Patmos is a small island located in the Aegean Sea. The island is probably most well-known for having been a vision given to the disciple John by Jesus in the Book of Revelation in the New Testament. It is also the location where the book was written. Early Christian tradition identifies the author John of Patmos as John the Apostle. After the death of John of Patmos, a number of basilicas were erected on the island. One of these was a Grand Royal Basilica built around 350 – 300 at the spot where the Monastery of Saint John the Theologian stands today.
The Romans used Patmos as a place for exiles, which is how Saint John ended up there. He had been ostracized from Miletus by the Roman governor for preaching the Christian faith. During the Byzantine period, the island was practically deserted and given to a monk named Christodoulos in 1088. Christodoulos would begin the planning of the monastery. During the 11th century, construction began. Its power would extend across the island’s borders and they would no longer be attacked by Turks or Venetians. The only attacks would be from pirates from time to time.
A legend in Greek mythology states that the original name of the island was “Letois” after the goddess Artemis, daughter of Leto. It was believed that the island came into existence thanks to her intervention. The myth says that the island sat at the bottom of the sea. Artemis would visit Caria, the mainland across from Patmos, often. The moon goddess Selene cast her light on the ocean, revealing Patmos to Artemis. Selene eventually convince Artemis to bring the sunken island to the surface. With her brother Apollo’s help, they would persuade Zeus to allow the island to rise. When the land was dried by the sun, inhabitants began coming from other areas.
Administrative Region for Patmos Island, Greece
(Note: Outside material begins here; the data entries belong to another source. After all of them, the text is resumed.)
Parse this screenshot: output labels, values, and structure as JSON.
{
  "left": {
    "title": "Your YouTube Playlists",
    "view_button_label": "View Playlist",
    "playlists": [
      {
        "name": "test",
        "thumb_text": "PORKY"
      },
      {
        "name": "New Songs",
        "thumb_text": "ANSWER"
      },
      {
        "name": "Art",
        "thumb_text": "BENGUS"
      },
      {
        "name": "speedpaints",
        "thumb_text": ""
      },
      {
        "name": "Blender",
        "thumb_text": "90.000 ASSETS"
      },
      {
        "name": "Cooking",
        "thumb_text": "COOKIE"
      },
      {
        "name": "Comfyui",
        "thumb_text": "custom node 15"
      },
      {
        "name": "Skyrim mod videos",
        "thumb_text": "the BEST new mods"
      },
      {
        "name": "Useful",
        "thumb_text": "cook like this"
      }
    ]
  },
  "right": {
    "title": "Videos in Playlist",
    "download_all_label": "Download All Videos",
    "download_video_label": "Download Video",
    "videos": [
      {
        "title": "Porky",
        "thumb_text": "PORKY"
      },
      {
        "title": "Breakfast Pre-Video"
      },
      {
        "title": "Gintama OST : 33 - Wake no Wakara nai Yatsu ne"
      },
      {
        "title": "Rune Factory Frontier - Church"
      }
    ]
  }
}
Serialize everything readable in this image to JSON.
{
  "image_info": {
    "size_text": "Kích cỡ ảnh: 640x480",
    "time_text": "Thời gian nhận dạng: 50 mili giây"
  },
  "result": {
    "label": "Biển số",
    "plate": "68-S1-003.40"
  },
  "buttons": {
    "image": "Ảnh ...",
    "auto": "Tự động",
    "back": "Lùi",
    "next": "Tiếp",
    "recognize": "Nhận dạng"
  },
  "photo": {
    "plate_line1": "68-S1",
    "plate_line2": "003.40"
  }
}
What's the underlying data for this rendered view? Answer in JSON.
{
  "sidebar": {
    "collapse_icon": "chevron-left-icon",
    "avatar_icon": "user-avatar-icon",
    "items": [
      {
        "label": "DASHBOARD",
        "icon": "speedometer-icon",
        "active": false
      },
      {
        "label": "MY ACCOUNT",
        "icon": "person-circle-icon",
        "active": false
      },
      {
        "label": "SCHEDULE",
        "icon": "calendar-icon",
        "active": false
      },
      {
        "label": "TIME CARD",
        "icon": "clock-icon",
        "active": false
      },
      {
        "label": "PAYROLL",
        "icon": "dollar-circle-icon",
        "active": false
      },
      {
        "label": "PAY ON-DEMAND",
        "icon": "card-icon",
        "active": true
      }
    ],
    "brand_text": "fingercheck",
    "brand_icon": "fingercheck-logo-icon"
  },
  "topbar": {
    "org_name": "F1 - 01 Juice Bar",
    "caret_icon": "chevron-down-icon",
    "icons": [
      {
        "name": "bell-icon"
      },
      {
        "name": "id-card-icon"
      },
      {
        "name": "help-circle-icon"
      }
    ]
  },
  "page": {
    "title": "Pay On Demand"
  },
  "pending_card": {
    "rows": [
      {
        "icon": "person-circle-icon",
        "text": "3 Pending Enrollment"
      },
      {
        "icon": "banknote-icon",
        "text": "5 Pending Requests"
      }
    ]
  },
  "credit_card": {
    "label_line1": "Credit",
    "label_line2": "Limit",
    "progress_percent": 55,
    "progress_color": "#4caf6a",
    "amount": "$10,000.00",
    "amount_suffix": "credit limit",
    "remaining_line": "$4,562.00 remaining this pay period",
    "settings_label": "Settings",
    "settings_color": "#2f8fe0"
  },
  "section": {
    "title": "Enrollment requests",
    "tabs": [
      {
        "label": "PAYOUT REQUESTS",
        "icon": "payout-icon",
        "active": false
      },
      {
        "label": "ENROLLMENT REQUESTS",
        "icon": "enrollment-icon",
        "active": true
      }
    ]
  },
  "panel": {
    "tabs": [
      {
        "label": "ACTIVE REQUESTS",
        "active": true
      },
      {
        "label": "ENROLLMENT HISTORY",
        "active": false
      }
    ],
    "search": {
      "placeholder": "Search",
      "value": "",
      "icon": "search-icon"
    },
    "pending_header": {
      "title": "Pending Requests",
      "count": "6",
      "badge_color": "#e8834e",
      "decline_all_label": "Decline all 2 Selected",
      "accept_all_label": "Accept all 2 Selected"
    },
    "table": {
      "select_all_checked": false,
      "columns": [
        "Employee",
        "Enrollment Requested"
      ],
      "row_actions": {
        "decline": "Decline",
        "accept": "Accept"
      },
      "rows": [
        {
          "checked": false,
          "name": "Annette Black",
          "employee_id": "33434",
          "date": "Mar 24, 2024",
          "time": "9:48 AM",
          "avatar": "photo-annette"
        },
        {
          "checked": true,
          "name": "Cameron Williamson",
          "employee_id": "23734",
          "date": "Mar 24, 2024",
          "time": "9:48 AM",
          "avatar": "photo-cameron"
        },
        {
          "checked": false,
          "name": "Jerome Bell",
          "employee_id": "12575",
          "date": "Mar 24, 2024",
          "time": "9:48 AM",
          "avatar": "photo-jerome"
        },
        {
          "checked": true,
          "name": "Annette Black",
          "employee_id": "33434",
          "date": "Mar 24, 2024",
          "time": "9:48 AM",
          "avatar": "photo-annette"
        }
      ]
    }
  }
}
Area of Patmos Island, Greece
45.0 km2 (17.4 sq mi)
Population of Patmos Island, Greece
Top Attractions in Patmos Island, Greece
Monastery of Saint John – Located on top of a hill in Patmos Town. The monastery is an important religious center in Greece. The outside looks like a fortress.
Cave of Apocalypse – This cave is located in Patmos Town. This is where Apostle John wrote the Book of Revelation. A monastery has been built around the cave.
Folklore Museum – House in the Simantiri Mansion in Chora. The mansion was built in 1625. The museum has furniture, paintings, family relics, photographs, and more on display.
Monastery of Zoodochos – Located in Patmos Town. This is a female monastery that is dedicated to the Virgin Mary. Monastery is in close proximity to the Monastery of Saint John.
Skala Beach – One of the most popular beaches on the island. Located 4 km north of Patmos Town. Features lots of facilities, is family friendly, and close to the harbour.
Kambos Beach – 9 km north of Chora. This beach sits on a bay situated on the north side of the island. The beach is organized and water sports are available.
Windmills of Patmos – Located near the Monastery of Saint John. Two were built in 1588 and the third in 1863. They stopped being used in the 1950s, but are working once again.
Chapel of Profitis Ilias – Chapel is located at Patmos’ highest spot. The panoramic view is amazing. On a clear day you can see the neighboring islands.
Agrio Livadi Beach – 8 km north of Chora. A sandy, family friendly beach that is organized. Close to the main port on the island.
Grikos Beach – 4 km south of Chora. Grikos is a developed tourist resort. Clean beach that is partly organized and family friendly.